It started on Thursday, got a bit better on Friday…and then crash-landed in an embarrassing blaze of glory. I coped in less than mature ways and spoke regrettable words about my life. I cried and went to bed without dinner.
Thankfully, Grace is a hound.
Prayer and insight from a friend —
Conversation I didn’t feel like having my husband —
Words I didn’t want to hear but knew I needed to receive —
An entire day devoted to cleaning the house (unexpectedly therapeutic) —
A Sunday morning when I didn’t feel like church but went away —
Take, eat, this is my body which is being broken for you. Do this in remembrance of me.
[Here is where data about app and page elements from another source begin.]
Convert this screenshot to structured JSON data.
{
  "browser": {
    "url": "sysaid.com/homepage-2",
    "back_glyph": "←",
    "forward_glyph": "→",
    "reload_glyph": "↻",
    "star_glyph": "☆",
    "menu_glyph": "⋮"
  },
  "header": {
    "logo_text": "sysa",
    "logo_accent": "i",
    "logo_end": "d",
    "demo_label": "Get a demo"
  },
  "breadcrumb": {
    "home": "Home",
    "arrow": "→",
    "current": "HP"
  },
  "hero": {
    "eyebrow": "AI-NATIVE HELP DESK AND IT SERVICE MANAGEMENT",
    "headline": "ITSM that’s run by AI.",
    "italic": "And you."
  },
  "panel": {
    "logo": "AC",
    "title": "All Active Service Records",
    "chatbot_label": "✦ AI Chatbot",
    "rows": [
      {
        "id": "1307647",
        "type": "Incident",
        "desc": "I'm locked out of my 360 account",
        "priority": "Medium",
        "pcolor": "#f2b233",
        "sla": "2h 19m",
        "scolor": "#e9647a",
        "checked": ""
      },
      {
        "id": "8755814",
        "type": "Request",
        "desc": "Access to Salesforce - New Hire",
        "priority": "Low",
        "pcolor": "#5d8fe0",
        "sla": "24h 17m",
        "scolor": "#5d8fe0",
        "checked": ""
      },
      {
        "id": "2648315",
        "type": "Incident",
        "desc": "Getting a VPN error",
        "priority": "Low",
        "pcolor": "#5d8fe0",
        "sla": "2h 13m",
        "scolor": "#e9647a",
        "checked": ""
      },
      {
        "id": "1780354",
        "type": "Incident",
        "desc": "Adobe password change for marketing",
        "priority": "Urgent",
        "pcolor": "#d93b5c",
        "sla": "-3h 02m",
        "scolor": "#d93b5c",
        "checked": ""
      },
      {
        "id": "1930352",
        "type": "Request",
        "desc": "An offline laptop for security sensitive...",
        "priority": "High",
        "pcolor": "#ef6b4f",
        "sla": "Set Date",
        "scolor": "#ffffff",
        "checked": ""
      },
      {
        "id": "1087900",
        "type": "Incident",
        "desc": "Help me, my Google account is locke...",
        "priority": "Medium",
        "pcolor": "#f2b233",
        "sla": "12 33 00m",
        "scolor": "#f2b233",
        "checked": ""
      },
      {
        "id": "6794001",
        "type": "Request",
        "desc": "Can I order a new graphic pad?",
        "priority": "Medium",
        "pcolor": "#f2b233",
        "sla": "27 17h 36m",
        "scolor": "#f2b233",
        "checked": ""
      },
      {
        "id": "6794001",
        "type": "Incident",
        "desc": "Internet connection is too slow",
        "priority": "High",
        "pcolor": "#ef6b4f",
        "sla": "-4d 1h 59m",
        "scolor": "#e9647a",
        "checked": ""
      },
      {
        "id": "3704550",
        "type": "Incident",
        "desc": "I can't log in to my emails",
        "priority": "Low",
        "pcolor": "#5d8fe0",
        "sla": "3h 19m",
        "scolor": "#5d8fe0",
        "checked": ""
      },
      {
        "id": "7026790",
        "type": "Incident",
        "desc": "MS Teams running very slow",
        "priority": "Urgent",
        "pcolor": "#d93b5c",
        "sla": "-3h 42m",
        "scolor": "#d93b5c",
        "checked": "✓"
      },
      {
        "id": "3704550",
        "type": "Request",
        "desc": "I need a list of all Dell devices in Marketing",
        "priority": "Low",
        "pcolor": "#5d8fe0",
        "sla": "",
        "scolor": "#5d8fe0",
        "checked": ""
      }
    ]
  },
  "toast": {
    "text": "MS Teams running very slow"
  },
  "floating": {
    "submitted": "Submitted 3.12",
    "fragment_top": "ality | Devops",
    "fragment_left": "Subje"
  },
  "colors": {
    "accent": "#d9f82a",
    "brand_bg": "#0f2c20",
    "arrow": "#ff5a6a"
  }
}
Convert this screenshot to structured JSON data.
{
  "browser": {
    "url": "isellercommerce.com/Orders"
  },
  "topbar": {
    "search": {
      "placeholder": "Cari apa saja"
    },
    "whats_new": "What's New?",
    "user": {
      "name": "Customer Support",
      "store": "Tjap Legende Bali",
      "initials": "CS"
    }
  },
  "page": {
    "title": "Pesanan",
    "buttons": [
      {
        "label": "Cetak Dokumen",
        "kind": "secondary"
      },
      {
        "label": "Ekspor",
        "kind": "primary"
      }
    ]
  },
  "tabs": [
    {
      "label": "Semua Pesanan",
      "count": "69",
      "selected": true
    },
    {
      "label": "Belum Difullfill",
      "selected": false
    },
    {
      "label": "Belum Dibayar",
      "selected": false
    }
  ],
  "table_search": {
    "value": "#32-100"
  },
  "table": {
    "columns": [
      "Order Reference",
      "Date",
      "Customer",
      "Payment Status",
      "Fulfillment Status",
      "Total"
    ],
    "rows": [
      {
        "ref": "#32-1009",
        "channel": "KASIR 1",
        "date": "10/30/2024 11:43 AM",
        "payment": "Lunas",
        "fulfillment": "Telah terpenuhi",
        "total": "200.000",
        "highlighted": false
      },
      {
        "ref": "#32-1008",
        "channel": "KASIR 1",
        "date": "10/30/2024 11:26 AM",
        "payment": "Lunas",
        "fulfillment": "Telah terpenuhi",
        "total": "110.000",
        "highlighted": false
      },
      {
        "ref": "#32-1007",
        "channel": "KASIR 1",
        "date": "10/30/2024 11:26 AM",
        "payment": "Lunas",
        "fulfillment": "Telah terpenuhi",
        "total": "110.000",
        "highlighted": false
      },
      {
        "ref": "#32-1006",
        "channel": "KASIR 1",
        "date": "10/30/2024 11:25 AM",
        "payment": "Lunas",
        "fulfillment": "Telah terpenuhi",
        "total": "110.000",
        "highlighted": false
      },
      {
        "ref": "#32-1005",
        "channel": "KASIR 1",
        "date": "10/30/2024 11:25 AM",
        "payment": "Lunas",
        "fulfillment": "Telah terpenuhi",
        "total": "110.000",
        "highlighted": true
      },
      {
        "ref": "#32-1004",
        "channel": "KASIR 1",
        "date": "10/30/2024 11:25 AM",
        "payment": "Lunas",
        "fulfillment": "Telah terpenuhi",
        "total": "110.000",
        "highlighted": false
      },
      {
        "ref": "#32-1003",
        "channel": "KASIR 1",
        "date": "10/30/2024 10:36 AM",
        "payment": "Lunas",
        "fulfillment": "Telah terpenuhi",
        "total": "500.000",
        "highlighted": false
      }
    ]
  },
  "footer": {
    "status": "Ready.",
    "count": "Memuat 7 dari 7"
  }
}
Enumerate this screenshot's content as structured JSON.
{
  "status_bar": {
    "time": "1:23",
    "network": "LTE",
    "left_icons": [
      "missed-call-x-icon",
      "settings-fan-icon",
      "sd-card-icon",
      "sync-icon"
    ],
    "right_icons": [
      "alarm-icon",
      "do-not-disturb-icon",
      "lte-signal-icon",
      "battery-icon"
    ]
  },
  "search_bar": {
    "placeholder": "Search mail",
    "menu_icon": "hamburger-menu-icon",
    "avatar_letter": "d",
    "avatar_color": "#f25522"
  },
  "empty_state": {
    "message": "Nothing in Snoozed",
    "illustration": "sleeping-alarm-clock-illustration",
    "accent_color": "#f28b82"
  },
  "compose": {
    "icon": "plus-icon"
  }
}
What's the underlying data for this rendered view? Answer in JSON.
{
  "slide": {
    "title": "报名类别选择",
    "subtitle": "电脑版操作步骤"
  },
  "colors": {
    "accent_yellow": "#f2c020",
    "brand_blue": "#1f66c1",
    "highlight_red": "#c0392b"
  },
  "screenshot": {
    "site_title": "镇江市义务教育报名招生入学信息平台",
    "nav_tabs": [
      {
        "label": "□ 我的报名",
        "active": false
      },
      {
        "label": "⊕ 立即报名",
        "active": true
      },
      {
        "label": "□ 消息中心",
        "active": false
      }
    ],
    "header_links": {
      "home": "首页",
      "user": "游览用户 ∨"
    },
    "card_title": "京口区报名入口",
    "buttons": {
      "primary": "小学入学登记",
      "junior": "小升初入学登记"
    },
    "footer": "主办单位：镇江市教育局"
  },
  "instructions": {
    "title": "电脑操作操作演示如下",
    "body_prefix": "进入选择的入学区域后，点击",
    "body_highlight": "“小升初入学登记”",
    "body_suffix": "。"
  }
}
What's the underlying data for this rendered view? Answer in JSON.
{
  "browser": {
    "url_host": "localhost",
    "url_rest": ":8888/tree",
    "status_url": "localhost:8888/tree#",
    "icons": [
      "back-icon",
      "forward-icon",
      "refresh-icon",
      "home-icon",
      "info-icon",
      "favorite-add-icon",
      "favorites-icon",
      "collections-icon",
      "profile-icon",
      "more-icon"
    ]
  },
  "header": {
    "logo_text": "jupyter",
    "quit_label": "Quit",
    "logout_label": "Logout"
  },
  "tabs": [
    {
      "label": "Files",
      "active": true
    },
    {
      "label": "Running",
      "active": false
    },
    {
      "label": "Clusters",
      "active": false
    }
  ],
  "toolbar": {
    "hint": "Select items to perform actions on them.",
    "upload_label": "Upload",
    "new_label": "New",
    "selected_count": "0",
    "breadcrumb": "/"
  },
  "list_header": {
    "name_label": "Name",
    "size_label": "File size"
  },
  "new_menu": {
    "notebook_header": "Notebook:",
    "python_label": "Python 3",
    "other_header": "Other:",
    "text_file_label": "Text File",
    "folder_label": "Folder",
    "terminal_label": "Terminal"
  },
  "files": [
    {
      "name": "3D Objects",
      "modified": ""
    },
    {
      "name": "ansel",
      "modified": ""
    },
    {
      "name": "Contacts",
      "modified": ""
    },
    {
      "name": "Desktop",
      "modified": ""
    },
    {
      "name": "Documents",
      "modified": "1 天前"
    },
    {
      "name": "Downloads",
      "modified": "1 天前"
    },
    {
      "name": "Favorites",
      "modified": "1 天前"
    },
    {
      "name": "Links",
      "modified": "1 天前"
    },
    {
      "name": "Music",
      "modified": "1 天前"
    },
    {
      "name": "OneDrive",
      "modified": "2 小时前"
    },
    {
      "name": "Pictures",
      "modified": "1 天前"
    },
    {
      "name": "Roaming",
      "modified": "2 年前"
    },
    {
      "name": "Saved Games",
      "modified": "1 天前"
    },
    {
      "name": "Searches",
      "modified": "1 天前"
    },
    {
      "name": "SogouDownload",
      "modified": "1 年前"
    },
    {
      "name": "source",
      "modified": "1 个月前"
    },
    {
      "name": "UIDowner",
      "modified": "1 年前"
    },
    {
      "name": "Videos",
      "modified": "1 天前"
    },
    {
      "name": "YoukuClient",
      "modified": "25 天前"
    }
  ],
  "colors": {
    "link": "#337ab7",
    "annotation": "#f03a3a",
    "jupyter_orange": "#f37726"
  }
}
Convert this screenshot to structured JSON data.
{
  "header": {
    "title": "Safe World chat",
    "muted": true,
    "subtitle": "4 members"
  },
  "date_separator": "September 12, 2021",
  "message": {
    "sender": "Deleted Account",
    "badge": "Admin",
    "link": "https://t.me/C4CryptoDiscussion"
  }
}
The truth of the Word, the
wine grape juice from the cup, the sorrowful tears from my own eyes — they swirled into a divine alchemy that rose like smoke into one of the clearest visions I’ve ever had.
I don’t mean “vision” as in I actually saw something. By vision, I mean clarity — words that wove into a message and a message that immediately told me what it wanted to be. It all crystallized so quickly, I could barely write fast enough.
What does it look like in our real, messy, daily lives to receive the life of Christ, broken for us, and then to “receive our own lives” with humility and trust, living broken and poured out as He did?
I’m learning that these complicated questions find their answers in the simple places and ordinary tasks of our daily work and regular lives.
For months, I’ve been wrestling and brainstorming with a message, a series I’ve desperately wanted to offer. It’s outlined and partially fleshed out, just waiting to be finished and packaged and delivered in some way.
I’ve prayed over it and sought counsel. I had a plan and then I was forced to swallow the hard truth. Try as I might, it just couldn’t be born into my right-now life. I’ve felt great sadness and frustration, but I knew the work required wasn’t compatible with the time and energy I currently have.
I was given something else instead. It’s a similar message but simpler to offer and I’m so excited to share it with you.
I’ve designed it to speak to your soul and then extend practically into your real life.
This series is for you if:
- You need soulful encouragement + real-life tips for living your ordinary life with extraordinary purpose.
- Your soul feels empty and you need realistic ways to receive spiritual food.
- You’re bogged down in the mundane work of your daily life: the dailyness of dinner, feeling like a taxi driver, changing diapers and folding onesies.
- You know that the “work of your hands” matters but is there a way not to hate it so much?
- You want to feed your family actual food but it has to be easy and why does dinner have the nerve to come around every day?
- You have gifts you long to use but your right-now life doesn’t have the space for it.
- You want to gratefully receive your right-now life, challenges and imperfections and all, instead of resenting it.
We’re going to talk about realistic ways to be nourished by Scripture, feeding your family because you love them (but with the least amount of work), the sacredness of your daily work in the home, rest and self-care, relationship and community, and creative ways to use your gifts in your right-now life.
Did I mention that I’m excited? : )
Even if no one shows up, this is a series I need for my own self, right now. This means I’m not writing as a wise sage speaking from a learned and lofty place, but as a working mom of 3 kids, a wife, a keeper of home, a hopeless creative, and a writer carrying projects that can’t yet be born. I write as a woman who longs to be present and purposeful in my right-now life, even as I wait with hope for the fruition of my own creative work.
If this sounds like something you need, all you have to do is subscribe to this online space. (You can do that in the box below this post.) If you’re already subscribed, yay! You’ll automatically receive it. The series is totally free.
Simply come and receive.
Whenever the latest installment of the series is published, you’ll be the first to know and you won’t miss a post.
In the meantime, you may enjoy these:
Learning to Love the Work of Our Hands this Year by Kimberly Coyle for Grace Table
See you soon!